My wife and I finally watched "Gravity" on Friday. We'd been wanting to do that ever since the movie came out. I can say that we were not disappointed. The movie was a non-stop thrill ride from start to finish. It was also as beautiful as it was terrifying. As for the science and technology of it, I'll let Discovery News explain in Gravity: What It's Like to Be An Astronaut in Peril.
Trace talks with astronaut Mike Massimino to find out what would really happen if there was a catastrophic collision in space. Did the filmmakers of the highly anticipated film "Gravity" get it right? You might be surprised by what Mike has to say.And that's just the U.S. spacecraft and I.S.S. As far as I can tell, the accuracy extends to the Soyuz and Shenzhou spacecraft as well. I'll give one anecdote from our viewing: when Sandra Bullock's character was hurtling to Earth, my wife said "I hope she hits water." I told her that wouldn't be a good thing to do, as the Russian and Chinese capsules are designed to return to dry land, not water as U.S. spacecraft do. I won't spoil the readers, but I will say that the rescue vehicle eventually did perform down to my expectations.
I should have been more upset about the implications of the movie, as it means that humans are pretty much shut out of Earth orbit, at least temporarily, but I was too caught up in the adventure of the plot. Also, it wasn't because of collapse removing the ability to support the technology, but from a fictional version of something I already blogged about here. That's a different kind of threat.

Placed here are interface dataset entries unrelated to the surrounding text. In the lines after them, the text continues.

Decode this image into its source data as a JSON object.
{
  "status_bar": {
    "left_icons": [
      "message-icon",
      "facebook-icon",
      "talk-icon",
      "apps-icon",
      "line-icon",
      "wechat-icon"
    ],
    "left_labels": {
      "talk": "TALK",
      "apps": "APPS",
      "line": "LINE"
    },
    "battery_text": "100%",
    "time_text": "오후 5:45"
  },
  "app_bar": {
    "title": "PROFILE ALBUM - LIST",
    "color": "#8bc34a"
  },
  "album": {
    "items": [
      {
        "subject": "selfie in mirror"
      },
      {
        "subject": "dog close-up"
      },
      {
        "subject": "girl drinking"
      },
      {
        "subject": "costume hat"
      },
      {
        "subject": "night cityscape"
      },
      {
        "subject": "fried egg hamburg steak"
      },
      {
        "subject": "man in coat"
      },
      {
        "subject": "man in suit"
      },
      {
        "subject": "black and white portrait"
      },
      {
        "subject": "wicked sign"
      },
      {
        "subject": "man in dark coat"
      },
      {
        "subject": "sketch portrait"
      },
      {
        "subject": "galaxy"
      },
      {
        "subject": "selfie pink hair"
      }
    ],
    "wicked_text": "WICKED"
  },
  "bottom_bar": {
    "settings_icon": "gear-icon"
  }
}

Finally, about tonight's awards, I think it has a good shot at Visual Effects, Sound Mixing, and Sound Editing, although it faces stiff competition from the other science fiction and fantasy movies in those categories, including the second Hobbit movie and "Star Trek Into Darkness." The technical details will help it with Production Design, although I have a hard time imagining it beating "The Great Gatsby." The music was effective but minimal, so I'm not optimistic about Best Original Score. It might win Editing, but it's against all the very best films of last year. Cuaron did win Best Director at the Golden Globes, so I think he'll do it again here. The Cinematography was stunning, so I think it has a good chance. Finally, Sandra Bullock put in a great performance, but she will not beat Cate Blanchett for "Blue Jasmine." Also, "Gravity" may not even be the best science fiction film nominated. "Her" might be. Neither of them will win for Best Picture. I expect "12 Years a Slave" will repeat its win from the Golden Globes.
That's it for now. I'll have more to say after the Oscars and "The Walking Dead."